Teens in alarming body image battle
I was in my research and development lab the other day and came across this article written by Susie O’Brien in the Herald Sun Tuesday 30th October, 2018.
This is the alarming fact that the world is living and judging from the “outside in”.
Laura, 13, and friend Maddie, 12, know the pressure girls face over their appearance.
TEENAGE girls are locked in a battle with their bodies, with about half saying they have lost control of their eating and are afraid of gaining weight.
Boys are not immune from such pressures, with one in five expressing similar sentiments, according to a landmark report from the Australian Institute of Family Studies.
The report, released today, shows a quarter of girls and 12 per cent of boys are actively trying to restrict what they eat, despite the fact that 63 per cent of girls and 47 per cent of boys who diet are of an average weight.
Two in five of the girls who dieted had been trying to consistently lose weight since they were as young as 10.
The study of more than 3000 boys and girls aged 14-15 shows 54 per cent of girls and 19 per cent of boys fear gaining weight and 43 per cent of girls and 20 per cent of boys have lost control of their eating.
Up to a quarter of the girls said their weight was very important to how they felt about themselves as a person, compared to 11 per cent of boys.
Co-author and AIFS executive manager Dr Galina Daraganova said a small proportion of the teenagers met the criteria for anorexia or bulimia.
“Three per cent of the girls and 1 per cent of the boys had made themselves vomit at least once in the last four weeks to control their weight, and about 2 per cent of boys and girls had taken some type of medicine, such as laxatives or appetite suppressants,” she said.
Dr Daraganova said that although girls seemed to be worse off, the number of boys with eating problems should not be ignored.
Maddie, 12, said Instagram added to the pressure to be thin and fit. “Having the perfect photos is important, and many girls rely on editing to look different than they do in real life. SnapChat is also big.”
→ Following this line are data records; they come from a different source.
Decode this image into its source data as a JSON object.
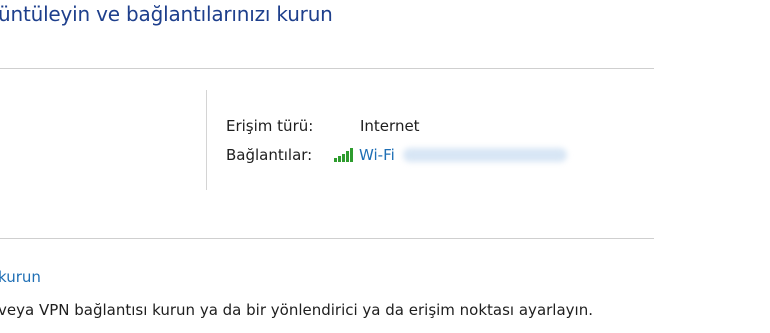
{
  "header": {
    "title": "üntüleyin ve bağlantılarınızı kurun"
  },
  "network": {
    "access_type_label": "Erişim türü:",
    "access_type_value": "Internet",
    "connections_label": "Bağlantılar:",
    "connection_name": "Wi-Fi",
    "connection_icon": "wifi-signal-bars-icon",
    "signal_color": "#2e9c2e"
  },
  "setup": {
    "link": "kurun",
    "description": "veya VPN bağlantısı kurun ya da bir yönlendirici ya da erişim noktası ayarlayın."
  },
  "colors": {
    "title": "#1e3f8c",
    "link": "#1f6fb5"
  }
}
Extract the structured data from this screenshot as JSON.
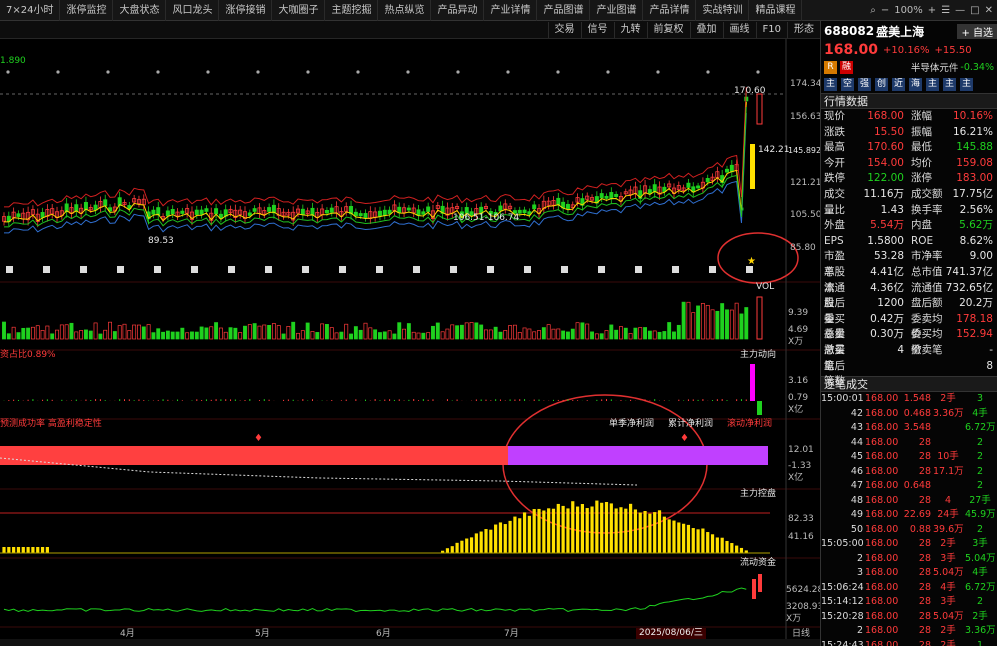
{
  "nav": {
    "tabs": [
      "7×24小时",
      "涨停监控",
      "大盘状态",
      "风口龙头",
      "涨停接销",
      "大咖圈子",
      "主题挖掘",
      "热点纵览",
      "产品异动",
      "产业详情",
      "产品图谱",
      "产业图谱",
      "产品详情",
      "实战特训",
      "精品课程"
    ]
  },
  "window": {
    "zoom": "100%"
  },
  "toolbar": {
    "items": [
      "交易",
      "信号",
      "九转",
      "前复权",
      "叠加",
      "画线",
      "F10",
      "形态"
    ]
  },
  "chart": {
    "top_label": "1.890",
    "price_axis": [
      "174.34",
      "156.63",
      "121.21",
      "105.50",
      "85.80"
    ],
    "high_label": "170.60",
    "mark_label": "142.21",
    "mark_label2": "145.892",
    "range_label": "106.51-106.74",
    "low_label": "89.53",
    "vol_title": "VOL",
    "vol_axis": [
      "9.39",
      "4.69",
      "X万"
    ],
    "capital_title": "主力动向",
    "capital_left": "资占比0.89%",
    "capital_axis": [
      "3.16",
      "0.79",
      "X亿"
    ],
    "profit_left": "预测成功率  高盈利稳定性",
    "profit_tabs": [
      "单季净利润",
      "累计净利润",
      "滚动净利润"
    ],
    "profit_axis": [
      "12.01",
      "-1.33",
      "X亿"
    ],
    "control_title": "主力控盘",
    "control_axis": [
      "82.33",
      "41.16"
    ],
    "flow_title": "流动资金",
    "flow_axis": [
      "5624.28",
      "3208.93",
      "X万"
    ],
    "months": [
      "4月",
      "5月",
      "6月",
      "7月"
    ],
    "date_label": "2025/08/06/三",
    "period": "日线"
  },
  "stock": {
    "code": "688082",
    "name": "盛美上海",
    "watch_btn": "自选",
    "price": "168.00",
    "chg_pct": "+10.16%",
    "chg": "+15.50",
    "sector": "半导体元件",
    "sector_chg": "-0.34%",
    "badges": [
      "R",
      "融"
    ],
    "tags": [
      "主",
      "空",
      "强",
      "创",
      "近",
      "海",
      "主",
      "主",
      "主"
    ]
  },
  "quote": {
    "title": "行情数据",
    "rows": [
      {
        "k": "现价",
        "v": "168.00",
        "vc": "red",
        "k2": "涨幅",
        "v2": "10.16%",
        "vc2": "red"
      },
      {
        "k": "涨跌",
        "v": "15.50",
        "vc": "red",
        "k2": "振幅",
        "v2": "16.21%",
        "vc2": "wht"
      },
      {
        "k": "最高",
        "v": "170.60",
        "vc": "red",
        "k2": "最低",
        "v2": "145.88",
        "vc2": "grn"
      },
      {
        "k": "今开",
        "v": "154.00",
        "vc": "red",
        "k2": "均价",
        "v2": "159.08",
        "vc2": "red"
      },
      {
        "k": "跌停",
        "v": "122.00",
        "vc": "grn",
        "k2": "涨停",
        "v2": "183.00",
        "vc2": "red"
      },
      {
        "k": "成交量",
        "v": "11.16万",
        "vc": "wht",
        "k2": "成交额",
        "v2": "17.75亿",
        "vc2": "wht"
      },
      {
        "k": "量比",
        "v": "1.43",
        "vc": "wht",
        "k2": "换手率",
        "v2": "2.56%",
        "vc2": "wht"
      },
      {
        "k": "外盘",
        "v": "5.54万",
        "vc": "red",
        "k2": "内盘",
        "v2": "5.62万",
        "vc2": "grn"
      },
      {
        "k": "EPS",
        "v": "1.5800",
        "vc": "wht",
        "k2": "ROE",
        "v2": "8.62%",
        "vc2": "wht"
      },
      {
        "k": "市盈率",
        "v": "53.28",
        "vc": "wht",
        "k2": "市净率",
        "v2": "9.00",
        "vc2": "wht"
      },
      {
        "k": "总股本",
        "v": "4.41亿",
        "vc": "wht",
        "k2": "总市值",
        "v2": "741.37亿",
        "vc2": "wht"
      },
      {
        "k": "流通股",
        "v": "4.36亿",
        "vc": "wht",
        "k2": "流通值",
        "v2": "732.65亿",
        "vc2": "wht"
      },
      {
        "k": "盘后量",
        "v": "1200",
        "vc": "wht",
        "k2": "盘后额",
        "v2": "20.2万",
        "vc2": "wht"
      },
      {
        "k": "委买总量",
        "v": "0.42万",
        "vc": "wht",
        "k2": "委卖均价",
        "v2": "178.18",
        "vc2": "red"
      },
      {
        "k": "委卖总量",
        "v": "0.30万",
        "vc": "wht",
        "k2": "委买均价",
        "v2": "152.94",
        "vc2": "red"
      },
      {
        "k": "撤买笔",
        "v": "4",
        "vc": "wht",
        "k2": "撤卖笔",
        "v2": "-",
        "vc2": "wht"
      },
      {
        "k": "盘后笔数",
        "v": "",
        "vc": "wht",
        "k2": "",
        "v2": "8",
        "vc2": "wht"
      }
    ]
  },
  "trades": {
    "title": "逐笔成交",
    "rows": [
      {
        "t": "15:00:01",
        "p": "168.00",
        "v": "1.548",
        "h": "2手",
        "x": "3"
      },
      {
        "t": "42",
        "p": "168.00",
        "v": "0.468",
        "h": "3.36万",
        "x": "4手"
      },
      {
        "t": "43",
        "p": "168.00",
        "v": "3.548",
        "h": "",
        "x": "6.72万"
      },
      {
        "t": "44",
        "p": "168.00",
        "v": "28",
        "h": "",
        "x": "2"
      },
      {
        "t": "45",
        "p": "168.00",
        "v": "28",
        "h": "10手",
        "x": "2"
      },
      {
        "t": "46",
        "p": "168.00",
        "v": "28",
        "h": "17.1万",
        "x": "2"
      },
      {
        "t": "47",
        "p": "168.00",
        "v": "0.648",
        "h": "",
        "x": "2"
      },
      {
        "t": "48",
        "p": "168.00",
        "v": "28",
        "h": "4",
        "x": "27手"
      },
      {
        "t": "49",
        "p": "168.00",
        "v": "22.69",
        "h": "24手",
        "x": "45.9万"
      },
      {
        "t": "50",
        "p": "168.00",
        "v": "0.88",
        "h": "39.6万",
        "x": "2"
      },
      {
        "t": "15:05:00",
        "p": "168.00",
        "v": "28",
        "h": "2手",
        "x": "3手"
      },
      {
        "t": "2",
        "p": "168.00",
        "v": "28",
        "h": "3手",
        "x": "5.04万"
      },
      {
        "t": "3",
        "p": "168.00",
        "v": "28",
        "h": "5.04万",
        "x": "4手"
      },
      {
        "t": "15:06:24",
        "p": "168.00",
        "v": "28",
        "h": "4手",
        "x": "6.72万"
      },
      {
        "t": "15:14:12",
        "p": "168.00",
        "v": "28",
        "h": "3手",
        "x": "2"
      },
      {
        "t": "15:20:28",
        "p": "168.00",
        "v": "28",
        "h": "5.04万",
        "x": "2手"
      },
      {
        "t": "2",
        "p": "168.00",
        "v": "28",
        "h": "2手",
        "x": "3.36万"
      },
      {
        "t": "15:24:43",
        "p": "168.00",
        "v": "28",
        "h": "2手",
        "x": "1"
      }
    ]
  },
  "colors": {
    "up": "#ff3b3b",
    "down": "#1fd11f",
    "accent": "#d43bff",
    "yellow": "#ffd400",
    "circle": "#e03030"
  }
}
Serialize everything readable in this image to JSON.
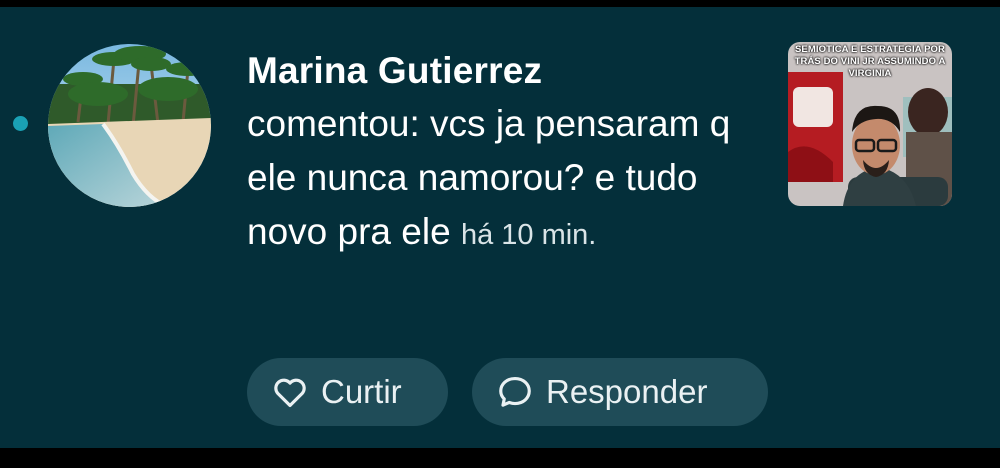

The study comes as rates of obesity in Australia have escalated in the past few decades, with nearly two-in-three adults and one-in-four children considered to be overweight or obese in 2014-15.
Dr Daraganova said the study confirmed the link between problematic eating behaviours and anxiety and depression.
Australian Institute of Family Studies director Anne Hollonds said negative attitudes towards body image were a risk for eating disorders.